The grieving girlfriend of a Wigan man broke down in tears when she was asked to describe the look on his face as he was approached by one of the men accused of killing him.
The murder trial at Manchester Crown Court was dramatically brought to a halt yesterday when heavily pregnant Leah Galvin spoke about her partner Billy Livesley.
Prosecutor Paul Reid QC asked her about the look on 21-year-old Billy’s face when Peter “Ricky” Connor approached him in a car park on Bickershaw Lane, Abram, on the evening of Friday, December 28.
Ms Galvin said “scared”, before breaking into tears.
The hearing had to be adjourned for a short time, before she returned to the witness box to finish giving evidence from behind screens.
Ms Galvin was asked again about what she saw.
She said: “He looked quite frightened and it takes a lot for Billy to look frightened. He looked scared, like he knew something was going to happen.”
Brothers Peter Connor, 32, of no fixed address, and David Connors, 24, of Layton Street Caravan Park, Layton Road, Preston, are on trial accused of murdering Billy, from Platt Bridge.
They both deny it.
The court heard Billy previously told his girlfriend that Connor had hit him.
He also told her Connor had asked him to sell drugs, which he refused. She said Billy was already selling cocaine.
On December 28, the couple went out for Chinese food, before returning to Billy’s house and then going to a club in Whelley with friend Dillon Bland.
Billy received a phone call from Sam Spruce asking him to give £80 to John “Leggy” Pownall, who he called and arranged to meet in the car park.
The couple and Mr Bland arrived first and when Mr Pownall got there, Billy got out of the car and went to speak to him through his car window.
Ms Galvin, who remained in the car, did not see him hand over any money, the court heard.
Then a van arrived and Connor got out, approached Billy and shouted to ask where his money was.
It was at this point Ms Galvin described his facial expression as “scared”. She said she thought Connor was going to “batter” him.
However, she did not see him hit Billy or make any contact with him, the court heard.
After Billy was injured, she heard someone say: “I’ve killed him Ricky, I’ve killed him.”
Afterwards, Connor returned to the car park alone and told them not to let Billy swallow his tongue.
Ms Galvin said he was “panicking because he knew he was doing something wrong”.
The court heard he also threatened her, saying the same thing would happen to her if she spoke about it.
Ms Galvin initially told the 999 operator and paramedics that Billy had fallen and cut his head on glass, because she felt “frightened” after Mr Pownall and Connor told her to be quiet.
She said she decided to tell the truth after speaking to Billy’s father.
The court also heard from Andrew Naylor, a friend of Billy’s who was outside his grandmother Pat Livesley’s house with friends that evening when he got a phone call.
Mr Bland told him: “Billy’s down, Jack’s car park” and Mr Naylor and his three friends got in his car, he said.

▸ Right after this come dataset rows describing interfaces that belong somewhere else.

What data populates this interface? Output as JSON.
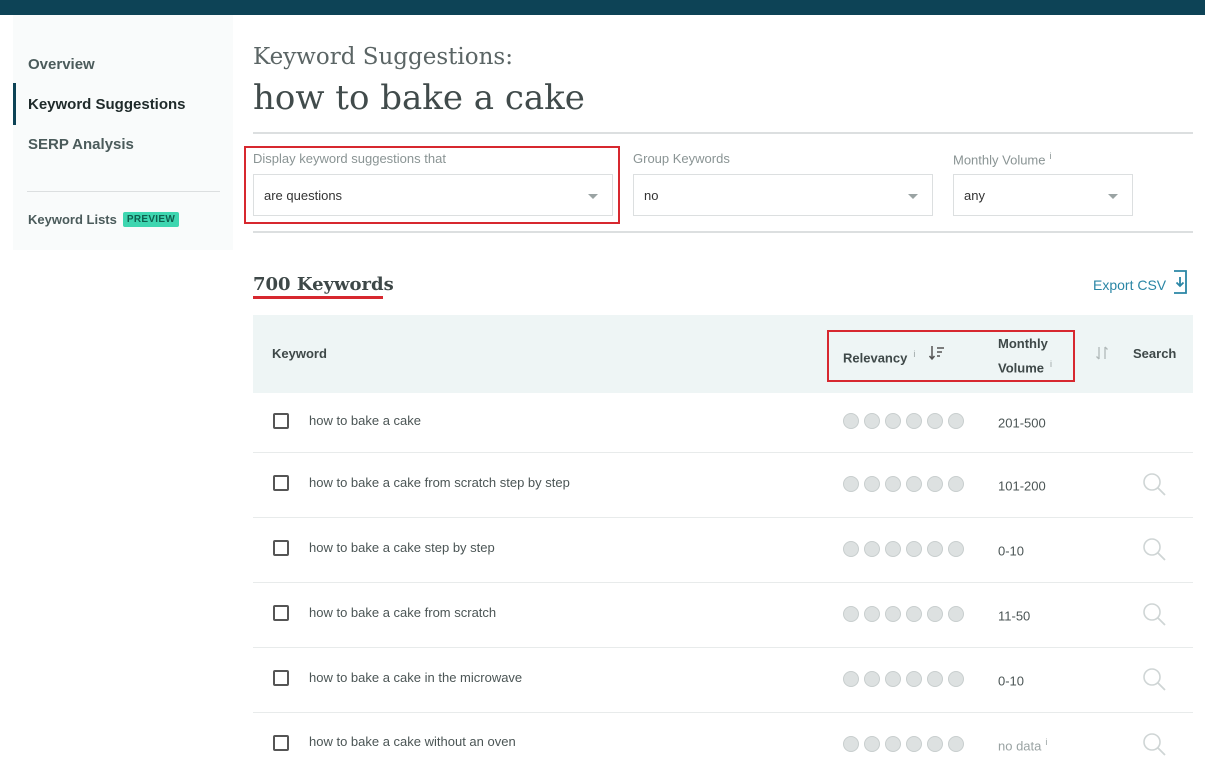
{
  "sidebar": {
    "items": [
      {
        "label": "Overview"
      },
      {
        "label": "Keyword Suggestions"
      },
      {
        "label": "SERP Analysis"
      }
    ],
    "keyword_lists": {
      "label": "Keyword Lists",
      "badge": "PREVIEW"
    }
  },
  "header": {
    "subtitle": "Keyword Suggestions:",
    "query": "how to bake a cake"
  },
  "filters": {
    "display": {
      "label": "Display keyword suggestions that",
      "value": "are questions"
    },
    "group": {
      "label": "Group Keywords",
      "value": "no"
    },
    "volume": {
      "label": "Monthly Volume",
      "info": "i",
      "value": "any"
    }
  },
  "results": {
    "count": "700 Keywords",
    "export_label": "Export CSV"
  },
  "table": {
    "headers": {
      "keyword": "Keyword",
      "relevancy": "Relevancy",
      "relevancy_info": "i",
      "volume_line1": "Monthly",
      "volume_line2": "Volume",
      "volume_info": "i",
      "search": "Search"
    },
    "rows": [
      {
        "keyword": "how to bake a cake",
        "volume": "201-500",
        "info": ""
      },
      {
        "keyword": "how to bake a cake from scratch step by step",
        "volume": "101-200",
        "info": ""
      },
      {
        "keyword": "how to bake a cake step by step",
        "volume": "0-10",
        "info": ""
      },
      {
        "keyword": "how to bake a cake from scratch",
        "volume": "11-50",
        "info": ""
      },
      {
        "keyword": "how to bake a cake in the microwave",
        "volume": "0-10",
        "info": ""
      },
      {
        "keyword": "how to bake a cake without an oven",
        "volume": "no data",
        "info": "i"
      }
    ]
  },
  "colors": {
    "topbar": "#0d4356",
    "highlight": "#d7282f",
    "badge": "#3ed6b0",
    "link": "#2a86a5"
  }
}
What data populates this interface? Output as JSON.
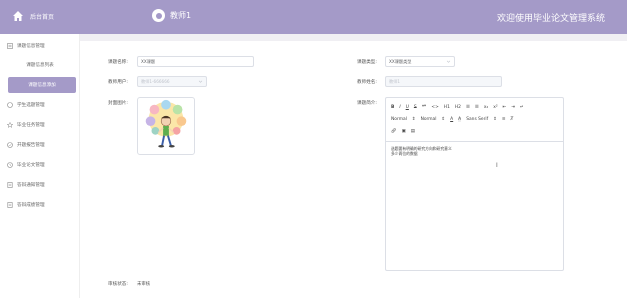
{
  "header": {
    "home_label": "后台首页",
    "user_name": "教师1",
    "system_title": "欢迎使用毕业论文管理系统"
  },
  "sidebar": {
    "items": [
      {
        "label": "课题信息管理",
        "icon": "list-icon"
      },
      {
        "label": "课题信息列表"
      },
      {
        "label": "课题信息添加"
      },
      {
        "label": "学生选题管理",
        "icon": "circle-icon"
      },
      {
        "label": "毕业任务管理",
        "icon": "star-icon"
      },
      {
        "label": "开题报告管理",
        "icon": "check-circle-icon"
      },
      {
        "label": "毕业论文管理",
        "icon": "clock-icon"
      },
      {
        "label": "答辩通知管理",
        "icon": "document-icon"
      },
      {
        "label": "答辩成绩管理",
        "icon": "document-icon"
      }
    ]
  },
  "form": {
    "topic_name_label": "课题名称:",
    "topic_name_value": "XX课题",
    "topic_type_label": "课题类型:",
    "topic_type_value": "XX课题类型",
    "teacher_user_label": "教师用户:",
    "teacher_user_value": "教师1-666666",
    "teacher_name_label": "教师姓名:",
    "teacher_name_value": "教师1",
    "cover_label": "封面图片:",
    "intro_label": "课题简介:",
    "editor_toolbar": {
      "row1": [
        "B",
        "I",
        "U",
        "S",
        "❝❞",
        "<>",
        "H1",
        "H2",
        "☰",
        "☰",
        "x₂",
        "x²",
        "⇤",
        "⇥",
        "↵"
      ],
      "normal1": "Normal",
      "normal2": "Normal",
      "font": "Sans Serif"
    },
    "editor_lines": [
      "选题要有明确的研究方向和研究意义",
      "多少两位的数据"
    ],
    "status_label": "审核状态:",
    "status_value": "未审核"
  },
  "colors": {
    "accent": "#a49ac8",
    "band": "#f0eff3"
  }
}
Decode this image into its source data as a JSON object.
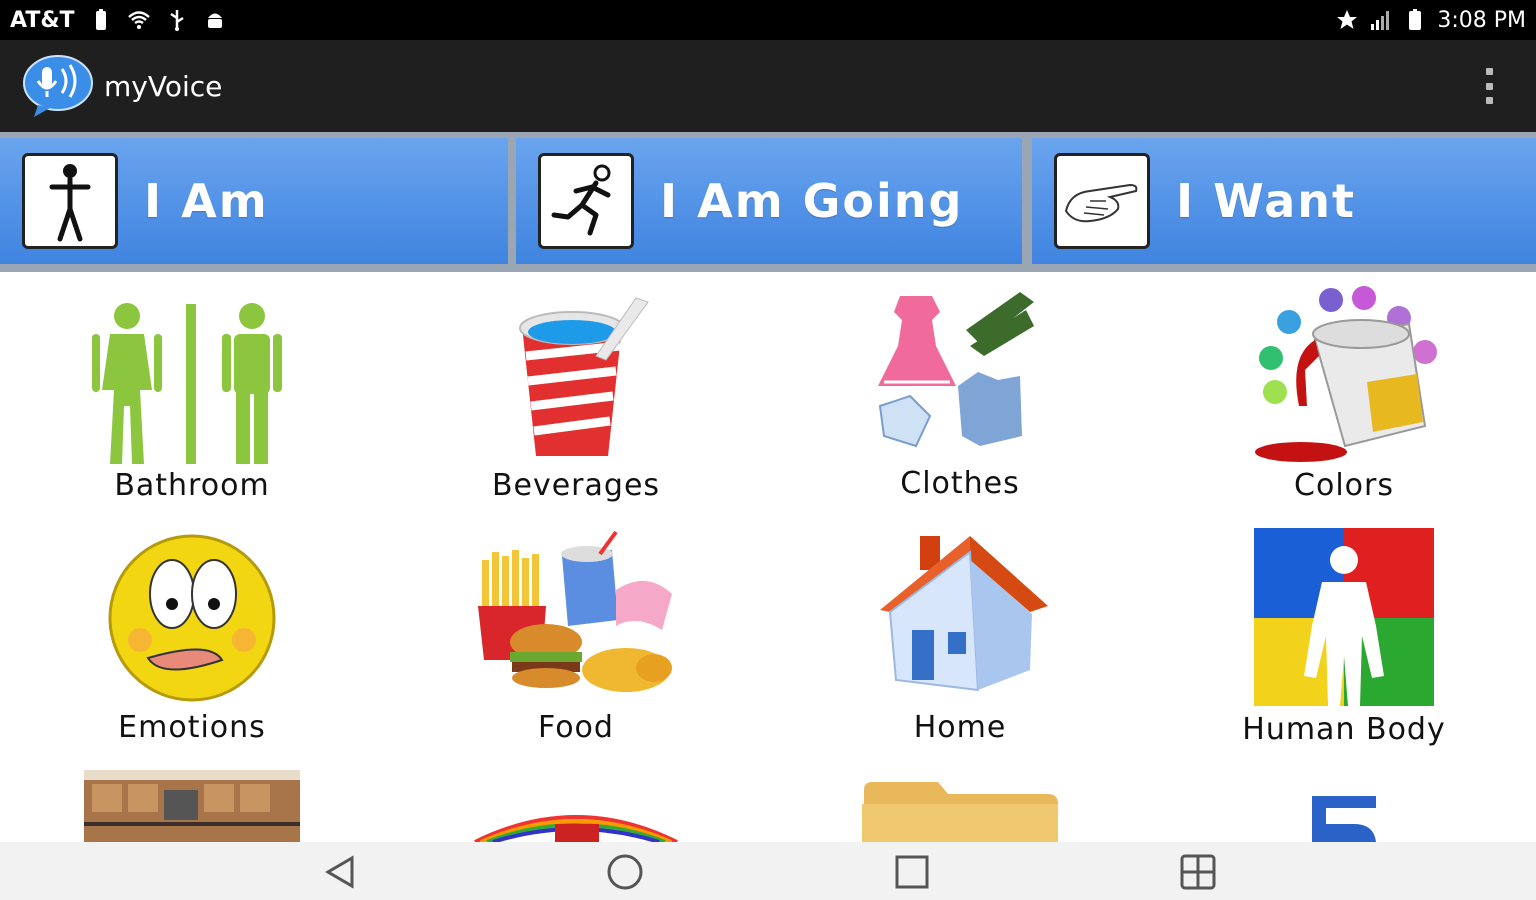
{
  "status_bar": {
    "carrier": "AT&T",
    "time": "3:08 PM",
    "icons_left": [
      "battery-icon",
      "wifi-icon",
      "usb-icon",
      "android-icon"
    ],
    "icons_right": [
      "star-icon",
      "signal-icon",
      "battery-icon"
    ]
  },
  "app_bar": {
    "title": "myVoice",
    "logo_icon": "speech-bubble-mic-icon",
    "menu_icon": "overflow-menu-icon"
  },
  "categories": [
    {
      "label": "I Am",
      "icon": "standing-person-icon"
    },
    {
      "label": "I Am Going",
      "icon": "running-person-icon"
    },
    {
      "label": "I Want",
      "icon": "open-hand-icon"
    }
  ],
  "tiles": [
    {
      "label": "Bathroom",
      "icon": "restroom-icon"
    },
    {
      "label": "Beverages",
      "icon": "drink-cup-icon"
    },
    {
      "label": "Clothes",
      "icon": "clothes-icon"
    },
    {
      "label": "Colors",
      "icon": "paint-bucket-icon"
    },
    {
      "label": "Emotions",
      "icon": "smiley-face-icon"
    },
    {
      "label": "Food",
      "icon": "fast-food-icon"
    },
    {
      "label": "Home",
      "icon": "house-icon"
    },
    {
      "label": "Human Body",
      "icon": "human-body-icon"
    }
  ],
  "partial_tiles": [
    "kitchen-photo-icon",
    "learn-rainbow-icon",
    "folder-icon",
    "number-five-icon"
  ],
  "nav_bar": [
    "back-icon",
    "home-circle-icon",
    "recents-square-icon",
    "multiwindow-icon"
  ],
  "colors": {
    "category_blue": "#4a8ee6",
    "appbar": "#1f1f1f",
    "statusbar": "#000000"
  }
}
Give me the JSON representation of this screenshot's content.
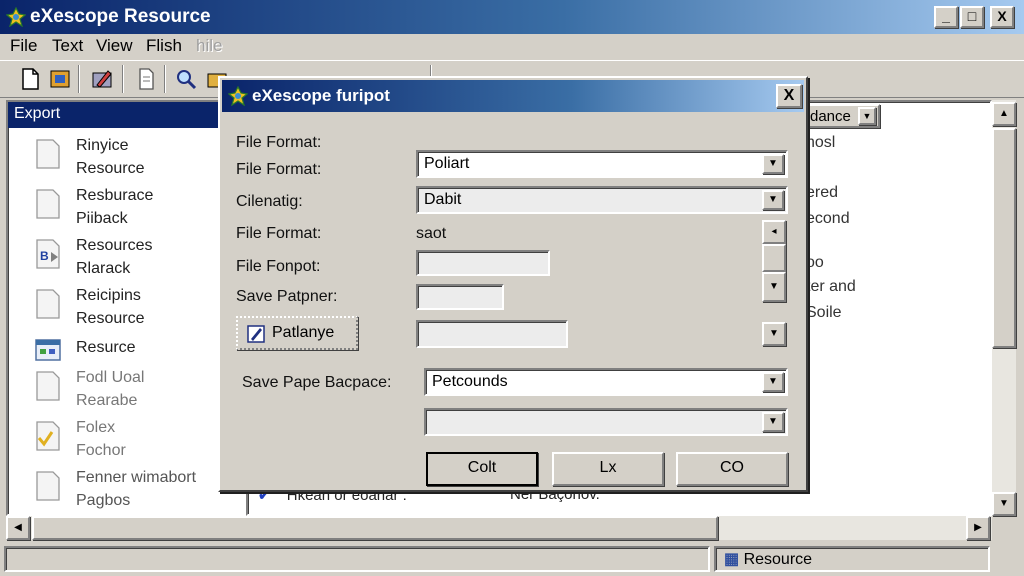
{
  "window": {
    "title": "eXescope Resource",
    "controls": {
      "minimize": "_",
      "maximize": "□",
      "close": "X"
    }
  },
  "menu": {
    "items": [
      {
        "label": "File",
        "enabled": true
      },
      {
        "label": "Text",
        "enabled": true
      },
      {
        "label": "View",
        "enabled": true
      },
      {
        "label": "Flish",
        "enabled": true
      },
      {
        "label": "hile",
        "enabled": false
      }
    ]
  },
  "toolbar": {
    "buttons": [
      "new-file-icon",
      "open-folder-icon",
      "edit-resource-icon",
      "document-icon",
      "search-icon",
      "folder-icon"
    ]
  },
  "left_pane": {
    "header": "Export",
    "items": [
      {
        "label": "Rinyice\nResource",
        "icon": "file-icon"
      },
      {
        "label": "Resburace\nPiiback",
        "icon": "file-icon"
      },
      {
        "label": "Resources\nRlarack",
        "icon": "binary-file-icon"
      },
      {
        "label": "Reicipins\nResource",
        "icon": "file-icon"
      },
      {
        "label": "Resurce",
        "icon": "window-resource-icon"
      },
      {
        "label": "Fodl Uoal\nRearabe",
        "icon": "file-icon"
      },
      {
        "label": "Folex\nFochor",
        "icon": "checked-file-icon"
      },
      {
        "label": "Fenner wimabort\nPagbos",
        "icon": "file-icon"
      }
    ]
  },
  "right_pane": {
    "column_header": "dance",
    "fragments": [
      "hosl",
      "ered",
      "econd",
      "oo",
      "ter and",
      "Soile"
    ],
    "bottom_row": {
      "col1": "Hkean or eoanar :",
      "col2": "Ner Baçonov."
    }
  },
  "statusbar": {
    "right_panel": "Resource"
  },
  "dialog": {
    "title": "eXescope furipot",
    "close": "X",
    "rows": {
      "heading_label": "File Format:",
      "format_label": "File Format:",
      "format_value": "Poliart",
      "cilenatig_label": "Cilenatig:",
      "cilenatig_value": "Dabit",
      "format2_label": "File Format:",
      "format2_value": "saot",
      "fontpot_label": "File Fonpot:",
      "patpner_label": "Save Patpner:",
      "patlanye_button": "Patlanye",
      "save_space_label": "Save Pape Bacpace:",
      "save_space_value": "Petcounds"
    },
    "buttons": {
      "ok": "Colt",
      "middle": "Lx",
      "cancel": "CO"
    }
  },
  "colors": {
    "titlebar_start": "#0a246a",
    "titlebar_end": "#a6caf0",
    "face": "#d4d0c8",
    "selection": "#0a246a"
  }
}
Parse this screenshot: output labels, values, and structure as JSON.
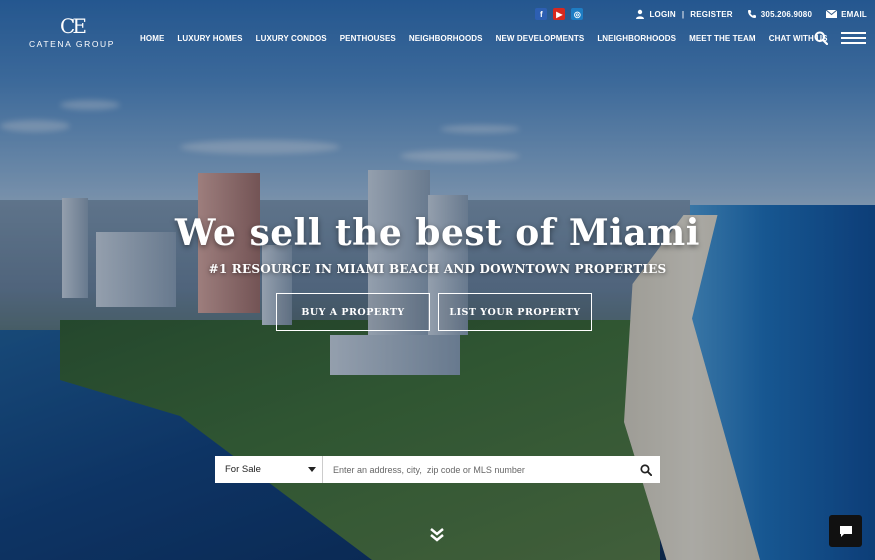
{
  "brand": {
    "mark": "CE",
    "name": "CATENA GROUP"
  },
  "social": {
    "facebook": "f",
    "youtube": "▶",
    "instagram": "◎"
  },
  "utility": {
    "login": "LOGIN",
    "separator": "|",
    "register": "REGISTER",
    "phone": "305.206.9080",
    "email": "EMAIL"
  },
  "nav": [
    "HOME",
    "LUXURY HOMES",
    "LUXURY CONDOS",
    "PENTHOUSES",
    "NEIGHBORHOODS",
    "NEW DEVELOPMENTS",
    "LNEIGHBORHOODS",
    "MEET THE TEAM",
    "CHAT WITH US"
  ],
  "hero": {
    "title": "We sell the best of Miami",
    "subtitle": "#1 RESOURCE IN MIAMI BEACH AND DOWNTOWN PROPERTIES",
    "buy_label": "BUY A PROPERTY",
    "list_label": "LIST YOUR PROPERTY"
  },
  "search": {
    "mode": "For Sale",
    "placeholder": "Enter an address, city,  zip code or MLS number"
  },
  "icons": [
    "facebook-icon",
    "youtube-icon",
    "instagram-icon",
    "user-icon",
    "phone-icon",
    "mail-icon",
    "search-icon",
    "menu-icon",
    "chevron-double-down-icon",
    "chat-icon"
  ]
}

They initially went to Neville Street in Platt Bridge, thinking he meant Jacko’s Den. But after calling back, they discovered Mr Bland was referring to Jack Pownall, who is John Pownall’s nephew, and went to the car park on Bickershaw Lane
Mr Naylor said Ms Galvin was “hysterical” when he arrived, Mr Bland looked “white” and paramedics were with Billy, who was on the ground. He was bleeding and looked to be fitting, he said.
He asked what had happened and Mr Bland told him Billy had fallen, but he became angry as he thought he was not telling the truth.
“I grabbed hold of him,” he said.
Mr Bland then told him travellers “have had him”.
Mr Naylor told the court about an incident at the funeral of four-year-old Presley Stockton, when Connor shouted him over and told him: “Tell Billy and Jake [Pownall] I’m going to smash their heads in.”
Connor’s barrister Ben Myers QC questioned why he did not tell police about this until his final statement of four and suggested someone else had refreshed his memory of what happened.
But Mr Naylor said he had a “very clear memory” of it and it would take too long if he mentioned “every little detail”.
Connors’ barrister Tim Clark QC asked Mr Naylor about several verbal incidents involving his client and Billy, but he denied knowing about them.
He disputed the suggestion that Billy carried weapons, saying he was “not a violent person”.
Statements were read to the court from two paramedics who were called to Bickershaw Lane at 9.24pm on December 28. They said it was a “category one emergency call” and when they arrived they found Billy lying on the floor on his right side, close to a pool of blood.
There were several people there and the paramedics said Ms Galvin told them Billy had fallen.
He had a “significant” injury and was taken to the ambulance on a spinal board, where the paramedics worked on him.
A black car with three to four men in arrived and there was a scuffle between them, with one paramedic saying she feared for her safety, and police were called.
Billy was taken to Wigan Infirmary, with Ms Galvin allowed to travel in the ambulance.
The court heard he stopped breathing on the way to the hospital for about a minute, but was treated and started breathing unaided.